Reebok's CCM Hockey brand is driving home the message that "there's more to hockey" than the NHL, introducing a "new advertising campaign with the theme Start Your Legend," according to Pat Hickey of the Montreal GAZETTE. While CCM products are endorsed by "some of the brightest young stars in the game," including Avalanche LW Gabriel Landeskog, Oilers C Ryan Nugent-Hopkins and Islanders C John Tavares, the latest ad campaign is centered "around a group of youngsters from the Montreal area." With the help of minor hockey organizations, CCM "identified 1,100 promising 10-year-olds to participate" in CCM Skills Camps. The campaign represents a "chance to sell the youngsters on their products and the camps also served as a testing lab for its new Crazy Light foam protective gear and the new RBZ stick." When it was decided to build a print and video advertising campaign around the youngsters, CCM "unleashed a casting director on some of the 125 youngsters who attended the Montreal camp." The kids in the ad "are seen playing street hockey and shooting pucks in a garage, with each youngster predicting: 'I am the future.'" CCM VP/Global Marketing Glen Thornborough said, "Choosing some of these players to be part of our campaign was not difficult after seeing how dedicated they all were and how much enthusiasm they had for the game." Hickey noted the cancellation of the Jan. 1 NHL Winter Classic "provided CCM with an unexpected opportunity to expand on its commitment to youth hockey" (Montreal GAZETTE, 12/9).
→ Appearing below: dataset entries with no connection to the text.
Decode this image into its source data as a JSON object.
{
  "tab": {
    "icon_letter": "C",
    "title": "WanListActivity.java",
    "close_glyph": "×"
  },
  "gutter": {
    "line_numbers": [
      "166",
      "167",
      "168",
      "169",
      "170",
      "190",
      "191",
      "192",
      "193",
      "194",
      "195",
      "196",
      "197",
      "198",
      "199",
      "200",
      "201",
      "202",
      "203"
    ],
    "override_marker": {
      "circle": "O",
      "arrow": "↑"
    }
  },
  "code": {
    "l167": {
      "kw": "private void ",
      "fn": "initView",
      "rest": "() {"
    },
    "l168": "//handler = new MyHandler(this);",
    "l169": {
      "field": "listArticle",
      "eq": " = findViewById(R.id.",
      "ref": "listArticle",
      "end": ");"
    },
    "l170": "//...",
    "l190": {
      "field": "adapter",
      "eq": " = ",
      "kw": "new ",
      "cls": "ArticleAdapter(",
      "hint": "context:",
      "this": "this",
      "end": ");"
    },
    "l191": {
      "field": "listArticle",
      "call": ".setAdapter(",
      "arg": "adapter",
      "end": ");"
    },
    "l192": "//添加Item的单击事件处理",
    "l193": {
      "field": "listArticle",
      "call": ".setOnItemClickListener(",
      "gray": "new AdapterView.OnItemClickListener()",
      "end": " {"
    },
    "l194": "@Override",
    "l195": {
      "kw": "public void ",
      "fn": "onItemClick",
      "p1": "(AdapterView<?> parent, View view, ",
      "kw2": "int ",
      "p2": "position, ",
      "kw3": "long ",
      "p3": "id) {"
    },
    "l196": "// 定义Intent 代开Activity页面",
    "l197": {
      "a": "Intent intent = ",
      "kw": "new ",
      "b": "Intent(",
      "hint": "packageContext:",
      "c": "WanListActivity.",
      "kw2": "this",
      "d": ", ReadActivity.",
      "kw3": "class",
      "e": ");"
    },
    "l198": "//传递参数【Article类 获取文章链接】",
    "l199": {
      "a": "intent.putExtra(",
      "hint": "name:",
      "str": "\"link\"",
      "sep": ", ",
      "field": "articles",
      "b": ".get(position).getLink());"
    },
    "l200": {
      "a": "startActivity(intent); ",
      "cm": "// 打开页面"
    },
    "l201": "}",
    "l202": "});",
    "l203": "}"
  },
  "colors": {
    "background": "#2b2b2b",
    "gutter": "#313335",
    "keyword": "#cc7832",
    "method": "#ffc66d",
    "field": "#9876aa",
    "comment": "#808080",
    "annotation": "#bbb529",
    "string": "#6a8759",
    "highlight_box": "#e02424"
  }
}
TEENAGE DREAM: SPORTSBUSINESS JOURNAL's Liz Mullen reports CCM is "close to signing a multiyear head-to-toe apparel and equipment endorsement deal with 15-year-old hockey phenom Connor McDavid, the No. 1 pick of the Ontario Hockey League." The deal would be "the most significant deal Reebok has signed with a young hockey player" since '05, when it signed Sidney Crosby, 17 years old at the time, to a five-year deal. McDavid, who will be eligible for the '15 NHL Draft, would be the "youngest hockey player to endorse Reebok" (SPORTSBUSINESS JOURNAL, 12/10 issue).